◆ What you have to do
Only the text is wanted; write out each record below exactly and exclude all pictures.

(Dataset entries)
___

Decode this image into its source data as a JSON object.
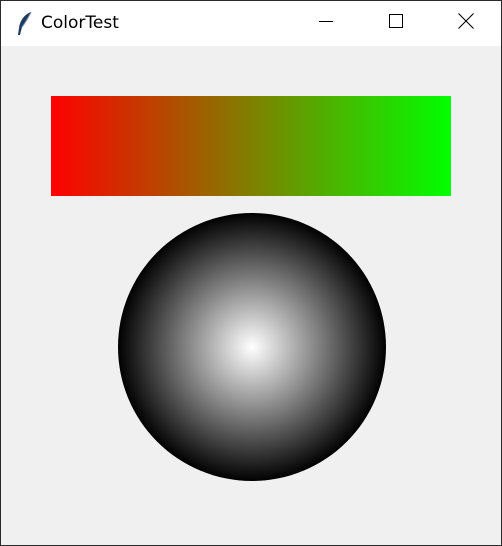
{
  "window": {
    "title": "ColorTest",
    "app_icon": "feather-icon",
    "controls": {
      "minimize_icon": "minimize-icon",
      "maximize_icon": "maximize-icon",
      "close_icon": "close-icon"
    }
  },
  "canvas": {
    "background_color": "#f0f0f0",
    "gradient_bar": {
      "start_color": "#ff0000",
      "end_color": "#00ff00"
    },
    "radial_circle": {
      "center_color": "#ffffff",
      "edge_color": "#000000"
    }
  }
}
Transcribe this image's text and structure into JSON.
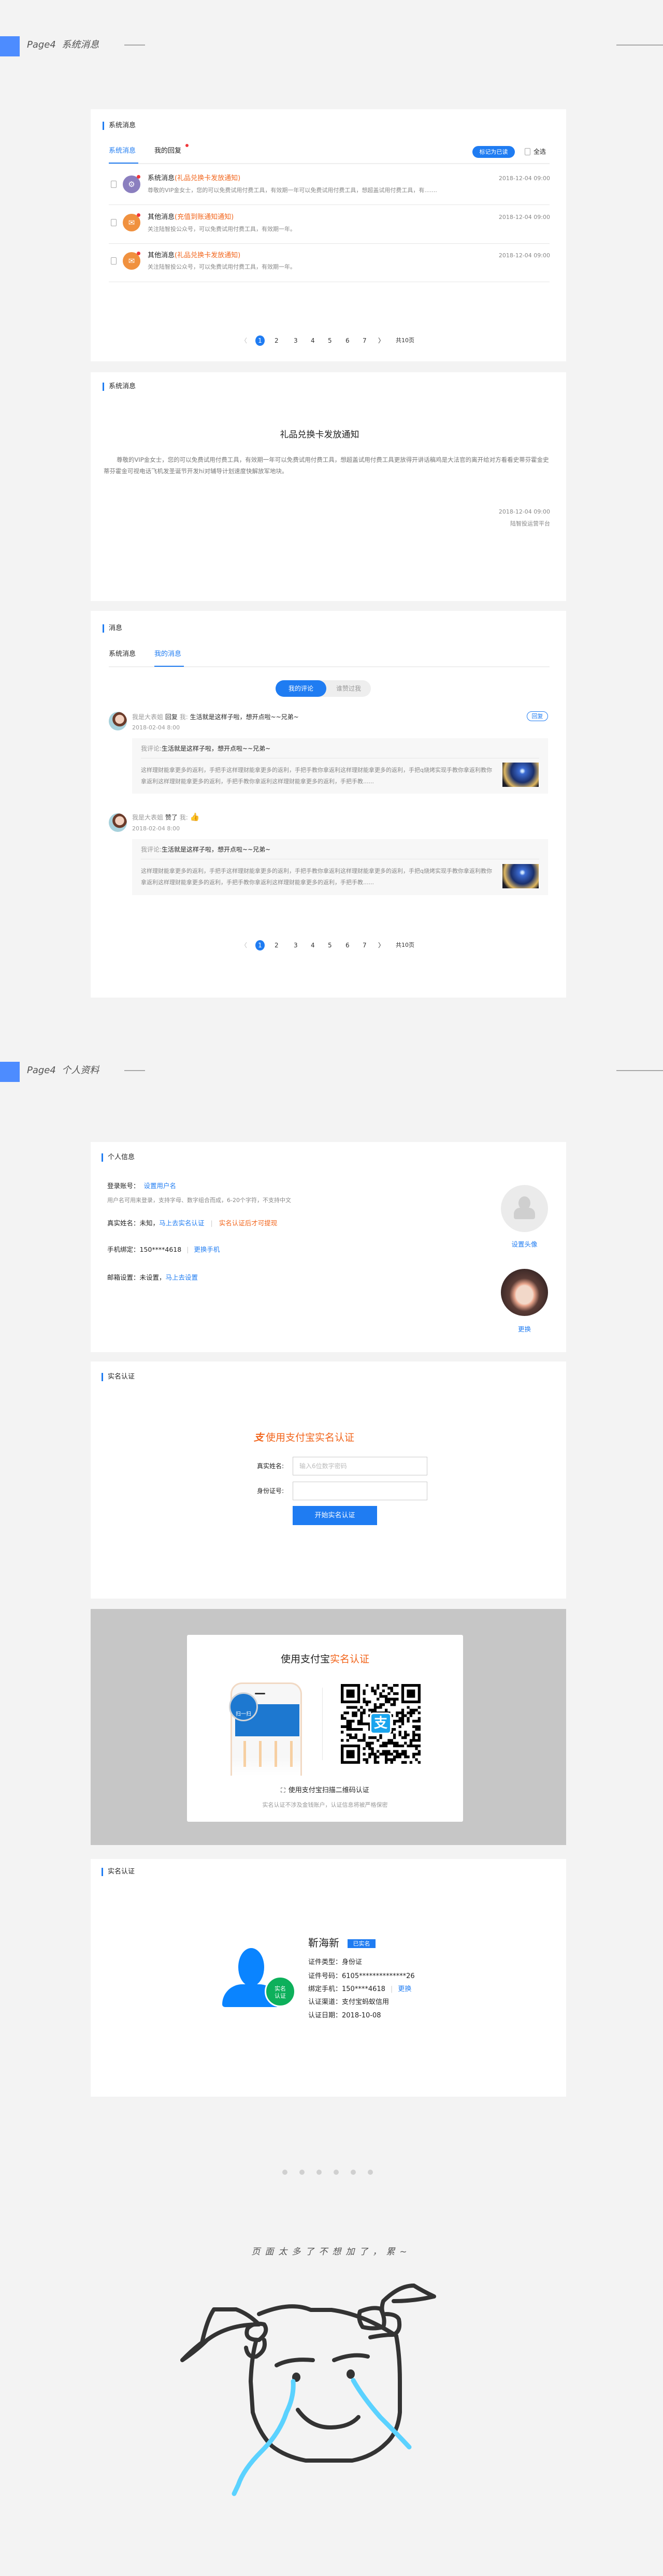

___

◆ Response to the exercise
Decode this image into its source data as a JSON object.
{
  "window": {
    "title": "ColorTest",
    "app_icon": "feather-icon",
    "controls": {
      "minimize_icon": "minimize-icon",
      "maximize_icon": "maximize-icon",
      "close_icon": "close-icon"
    }
  },
  "canvas": {
    "background_color": "#f0f0f0",
    "gradient_bar": {
      "start_color": "#ff0000",
      "end_color": "#00ff00"
    },
    "radial_circle": {
      "center_color": "#ffffff",
      "edge_color": "#000000"
    }
  }
}
Transcribe this image's text and structure into JSON.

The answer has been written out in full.